- **Task requirements**: Could you give every record again, exactly as it reads?

^^^^

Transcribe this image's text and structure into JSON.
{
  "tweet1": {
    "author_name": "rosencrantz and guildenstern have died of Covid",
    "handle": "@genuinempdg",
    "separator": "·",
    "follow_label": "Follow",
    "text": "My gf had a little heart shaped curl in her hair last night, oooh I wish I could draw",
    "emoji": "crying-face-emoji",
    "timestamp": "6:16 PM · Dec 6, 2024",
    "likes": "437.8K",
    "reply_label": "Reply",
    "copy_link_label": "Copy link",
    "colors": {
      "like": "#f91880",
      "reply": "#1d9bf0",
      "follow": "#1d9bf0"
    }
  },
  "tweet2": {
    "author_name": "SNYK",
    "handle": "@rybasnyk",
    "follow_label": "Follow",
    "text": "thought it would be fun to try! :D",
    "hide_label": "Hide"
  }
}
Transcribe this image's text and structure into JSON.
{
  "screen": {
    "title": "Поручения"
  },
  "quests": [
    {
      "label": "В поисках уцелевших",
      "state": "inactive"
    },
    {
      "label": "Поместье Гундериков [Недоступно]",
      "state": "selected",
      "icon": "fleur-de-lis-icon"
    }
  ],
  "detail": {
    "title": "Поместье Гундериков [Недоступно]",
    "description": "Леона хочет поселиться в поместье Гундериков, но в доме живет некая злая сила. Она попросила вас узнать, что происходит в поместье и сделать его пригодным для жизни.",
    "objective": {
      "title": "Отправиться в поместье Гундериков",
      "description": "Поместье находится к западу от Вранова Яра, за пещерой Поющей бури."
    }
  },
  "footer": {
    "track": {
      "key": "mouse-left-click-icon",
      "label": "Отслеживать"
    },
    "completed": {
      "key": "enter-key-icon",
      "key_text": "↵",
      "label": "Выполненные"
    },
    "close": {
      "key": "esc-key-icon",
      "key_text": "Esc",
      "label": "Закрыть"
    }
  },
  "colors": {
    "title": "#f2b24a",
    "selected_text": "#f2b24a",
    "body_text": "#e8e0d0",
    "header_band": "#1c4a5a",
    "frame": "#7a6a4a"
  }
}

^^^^

- **Exercise response**:
Transcribe this image's text and structure into JSON.
{
  "tweet1": {
    "author_name": "rosencrantz and guildenstern have died of Covid",
    "handle": "@genuinempdg",
    "separator": "·",
    "follow_label": "Follow",
    "text": "My gf had a little heart shaped curl in her hair last night, oooh I wish I could draw",
    "emoji": "crying-face-emoji",
    "timestamp": "6:16 PM · Dec 6, 2024",
    "likes": "437.8K",
    "reply_label": "Reply",
    "copy_link_label": "Copy link",
    "colors": {
      "like": "#f91880",
      "reply": "#1d9bf0",
      "follow": "#1d9bf0"
    }
  },
  "tweet2": {
    "author_name": "SNYK",
    "handle": "@rybasnyk",
    "follow_label": "Follow",
    "text": "thought it would be fun to try! :D",
    "hide_label": "Hide"
  }
}
Transcribe this image's text and structure into JSON.
{
  "screen": {
    "title": "Поручения"
  },
  "quests": [
    {
      "label": "В поисках уцелевших",
      "state": "inactive"
    },
    {
      "label": "Поместье Гундериков [Недоступно]",
      "state": "selected",
      "icon": "fleur-de-lis-icon"
    }
  ],
  "detail": {
    "title": "Поместье Гундериков [Недоступно]",
    "description": "Леона хочет поселиться в поместье Гундериков, но в доме живет некая злая сила. Она попросила вас узнать, что происходит в поместье и сделать его пригодным для жизни.",
    "objective": {
      "title": "Отправиться в поместье Гундериков",
      "description": "Поместье находится к западу от Вранова Яра, за пещерой Поющей бури."
    }
  },
  "footer": {
    "track": {
      "key": "mouse-left-click-icon",
      "label": "Отслеживать"
    },
    "completed": {
      "key": "enter-key-icon",
      "key_text": "↵",
      "label": "Выполненные"
    },
    "close": {
      "key": "esc-key-icon",
      "key_text": "Esc",
      "label": "Закрыть"
    }
  },
  "colors": {
    "title": "#f2b24a",
    "selected_text": "#f2b24a",
    "body_text": "#e8e0d0",
    "header_band": "#1c4a5a",
    "frame": "#7a6a4a"
  }
}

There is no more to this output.